Check out more of David’s work at his website here and get a sense of his work and the fun he brings to his work in the Ted Talk below.
I’ve been thinking a lot about community recently – how do you build it and how do you sustain it. Even harder as we live through the challenges thrown our way because of COVID-19.
David and Clare Hieatt seem to have built a great community with the ‘Do Lectures’. I was flicking through the book ‘Stay Curious’ about the first 10 years of the Do Lectures in search of inspiration.
Clare and David started the Do Lectures with the simple goal:
‘To gather together the world’s Doers – disruptors and change makers, experts and pioneers – to share their stories, and encourage others to go and Do.’
Looking through the list of speakers by year I was curious to see when they hit the mainstream and ‘big names’ started to appear. I recognized some of the names – Tim Ferris right there at the start, David Allen of GTD fame in 2010 and others that I think I know from the Do Lectures themselves.
Rather than make the Do Lectures a huge circus they’ve stayed true to their core values and purpose, kept the event intimate and made a good deal of positive change in the world.
I couldn’t resist finishing up with the video by Andrew Paynter ‘A Visual Language’ about his journey as a photographer and the recommendation to check out his book Do Photo.
I am fascinated with the idea of how time can be represented in a still image. I return time and time again to David Hockney on this subject and recently came across a video that I hadn’t previously seen of him talking about this topic and thought that I’d share it here.

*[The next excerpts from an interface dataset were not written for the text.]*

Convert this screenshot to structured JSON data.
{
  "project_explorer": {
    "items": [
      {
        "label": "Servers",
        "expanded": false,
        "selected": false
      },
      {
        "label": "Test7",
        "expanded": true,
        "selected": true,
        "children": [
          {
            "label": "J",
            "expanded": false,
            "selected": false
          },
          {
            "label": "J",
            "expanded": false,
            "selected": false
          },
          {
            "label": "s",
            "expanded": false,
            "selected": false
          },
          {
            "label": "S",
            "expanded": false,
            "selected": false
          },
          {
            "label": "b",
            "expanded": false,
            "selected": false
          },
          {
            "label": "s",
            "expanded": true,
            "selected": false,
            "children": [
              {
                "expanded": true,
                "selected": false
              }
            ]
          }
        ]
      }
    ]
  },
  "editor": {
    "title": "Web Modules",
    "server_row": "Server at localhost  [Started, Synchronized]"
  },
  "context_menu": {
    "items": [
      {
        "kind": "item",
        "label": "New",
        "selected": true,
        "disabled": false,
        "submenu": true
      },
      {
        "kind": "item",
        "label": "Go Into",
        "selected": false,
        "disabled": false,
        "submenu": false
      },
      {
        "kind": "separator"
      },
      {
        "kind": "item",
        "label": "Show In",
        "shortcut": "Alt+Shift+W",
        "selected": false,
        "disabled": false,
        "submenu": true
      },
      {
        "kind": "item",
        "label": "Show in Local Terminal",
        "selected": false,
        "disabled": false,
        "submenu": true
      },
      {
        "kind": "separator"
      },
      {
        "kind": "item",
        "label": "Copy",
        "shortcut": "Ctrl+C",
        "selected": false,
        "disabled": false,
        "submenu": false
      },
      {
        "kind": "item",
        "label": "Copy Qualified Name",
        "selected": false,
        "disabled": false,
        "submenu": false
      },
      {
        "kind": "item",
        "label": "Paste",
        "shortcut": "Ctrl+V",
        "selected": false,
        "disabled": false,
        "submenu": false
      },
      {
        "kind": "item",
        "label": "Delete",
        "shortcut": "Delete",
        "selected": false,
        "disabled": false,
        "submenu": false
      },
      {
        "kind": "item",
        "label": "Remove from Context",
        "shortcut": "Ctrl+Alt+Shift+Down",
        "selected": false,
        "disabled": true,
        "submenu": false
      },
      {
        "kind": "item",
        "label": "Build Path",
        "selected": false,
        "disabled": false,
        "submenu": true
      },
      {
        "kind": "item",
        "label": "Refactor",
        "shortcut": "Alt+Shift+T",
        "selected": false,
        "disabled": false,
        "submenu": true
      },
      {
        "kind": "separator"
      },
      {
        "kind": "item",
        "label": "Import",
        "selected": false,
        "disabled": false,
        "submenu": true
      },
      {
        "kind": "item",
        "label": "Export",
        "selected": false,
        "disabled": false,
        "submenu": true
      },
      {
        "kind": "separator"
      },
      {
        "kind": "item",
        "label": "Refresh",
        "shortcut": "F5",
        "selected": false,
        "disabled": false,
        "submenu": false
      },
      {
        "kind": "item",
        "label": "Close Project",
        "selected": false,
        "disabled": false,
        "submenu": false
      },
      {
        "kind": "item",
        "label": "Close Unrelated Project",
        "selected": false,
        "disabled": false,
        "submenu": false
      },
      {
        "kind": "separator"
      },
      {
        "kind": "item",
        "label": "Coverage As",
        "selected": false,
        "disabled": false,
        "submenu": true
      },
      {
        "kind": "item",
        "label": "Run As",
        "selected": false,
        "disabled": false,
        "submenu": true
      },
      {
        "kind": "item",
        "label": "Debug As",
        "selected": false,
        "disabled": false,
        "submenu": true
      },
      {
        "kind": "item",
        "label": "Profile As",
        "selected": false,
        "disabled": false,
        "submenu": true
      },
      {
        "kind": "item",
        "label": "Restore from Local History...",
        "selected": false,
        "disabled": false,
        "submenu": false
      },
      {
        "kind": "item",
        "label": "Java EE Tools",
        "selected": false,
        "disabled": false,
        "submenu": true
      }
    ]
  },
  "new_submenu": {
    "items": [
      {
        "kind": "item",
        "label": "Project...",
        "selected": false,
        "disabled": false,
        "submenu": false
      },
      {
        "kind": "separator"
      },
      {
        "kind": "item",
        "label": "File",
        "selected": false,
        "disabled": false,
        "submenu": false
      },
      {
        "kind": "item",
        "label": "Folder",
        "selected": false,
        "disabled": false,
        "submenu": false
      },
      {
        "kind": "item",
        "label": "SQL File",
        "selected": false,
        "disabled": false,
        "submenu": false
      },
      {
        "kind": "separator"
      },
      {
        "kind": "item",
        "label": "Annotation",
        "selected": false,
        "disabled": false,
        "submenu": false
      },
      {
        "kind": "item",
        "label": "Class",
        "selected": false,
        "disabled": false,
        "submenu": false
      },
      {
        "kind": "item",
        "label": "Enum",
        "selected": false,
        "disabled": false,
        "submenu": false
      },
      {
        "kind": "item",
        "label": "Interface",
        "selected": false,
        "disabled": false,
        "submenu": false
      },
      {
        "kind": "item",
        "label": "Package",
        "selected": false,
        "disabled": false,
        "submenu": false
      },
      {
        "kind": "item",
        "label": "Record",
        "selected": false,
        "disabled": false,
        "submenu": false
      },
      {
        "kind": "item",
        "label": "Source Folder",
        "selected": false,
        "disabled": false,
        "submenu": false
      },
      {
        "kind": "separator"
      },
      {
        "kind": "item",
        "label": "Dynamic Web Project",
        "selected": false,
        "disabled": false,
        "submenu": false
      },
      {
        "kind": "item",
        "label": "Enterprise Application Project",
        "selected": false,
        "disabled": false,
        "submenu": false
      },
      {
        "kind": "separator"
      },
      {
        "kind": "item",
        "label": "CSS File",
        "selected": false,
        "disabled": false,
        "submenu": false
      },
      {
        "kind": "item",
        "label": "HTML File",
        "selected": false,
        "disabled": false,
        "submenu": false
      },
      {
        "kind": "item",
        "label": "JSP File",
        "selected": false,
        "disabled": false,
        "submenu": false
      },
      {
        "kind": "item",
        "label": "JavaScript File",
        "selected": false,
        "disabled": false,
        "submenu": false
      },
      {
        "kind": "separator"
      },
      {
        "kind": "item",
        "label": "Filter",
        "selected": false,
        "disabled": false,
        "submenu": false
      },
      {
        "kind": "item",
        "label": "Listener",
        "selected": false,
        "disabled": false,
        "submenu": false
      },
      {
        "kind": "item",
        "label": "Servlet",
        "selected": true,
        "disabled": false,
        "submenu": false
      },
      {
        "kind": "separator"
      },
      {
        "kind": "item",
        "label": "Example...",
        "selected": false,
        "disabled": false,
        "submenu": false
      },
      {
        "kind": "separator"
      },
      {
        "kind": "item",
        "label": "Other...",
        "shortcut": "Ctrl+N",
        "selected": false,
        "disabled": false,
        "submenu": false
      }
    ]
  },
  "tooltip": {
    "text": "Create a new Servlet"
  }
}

When I first came across Tokihiro’s photographs I was fascinated. A representative image is above – points of light or strings of light in the landscape. He calls these photographs ‘breath-graphs’ or photo-respiration with the points of light or lines representing his movement through the landscape.
From a technical perspective how did he do it? He uses a large format film camera to make long exposures – while the shutter is open Tokihiro uses a small mirror to shine a point of light on the lens and then moves and repeats the process. The videos below give some additional insight to the technique that Tokihiro uses.
I think it’s hard for anyone who spends even a little bit of time around the ocean to ignore the fact that there is a lot of trash in the water. Whether it’s stuff visibly floating or at the tide line it is there in larger quantities every year.
Mandy Barker grew up on the east coast of England and experienced the growth of plastic trash washing up on the beach in increasing amounts when she was young. This spurred her on to document it and bring it into the public conversation. Her work however is not just simple documentation but rather uses the images of the trash that she has collected to create images that resemble images of that natural world such as the image above.
I really enjoy seeing behind the scenes, to better understand how other people create. Mandy provides that with a look into her sketchbooks that she uses to develop ideas that she may then work up into a final piece. Take a look at her sketch books here.
Listen to Mandy talk about her work below and do check out her website and books.
I’ve been taking a deeper dive into the guitar again in recent months and have enjoyed the unabashed geekery from the ‘That Pedal Show‘ guys. I’ve also learned a lot over the course of the many episodes of the show that I’ve watched, although I don’t have the ears that Mick and Dan have to discern the nuance in the various amps and pedals that they discuss.
I wanted to share this particular episode with Ed O’Brien one of the guitarists from Radiohead because I really enjoy listening to creative people at the top of their game talk about their process. There are many parallels between the various creative arts that I think that we can learn from and apply to our work some of the ideas from other disciplines.
If you’re not interested in the guitar stuff skip ahead to 17:17 which is about where Ed starts talking about his process.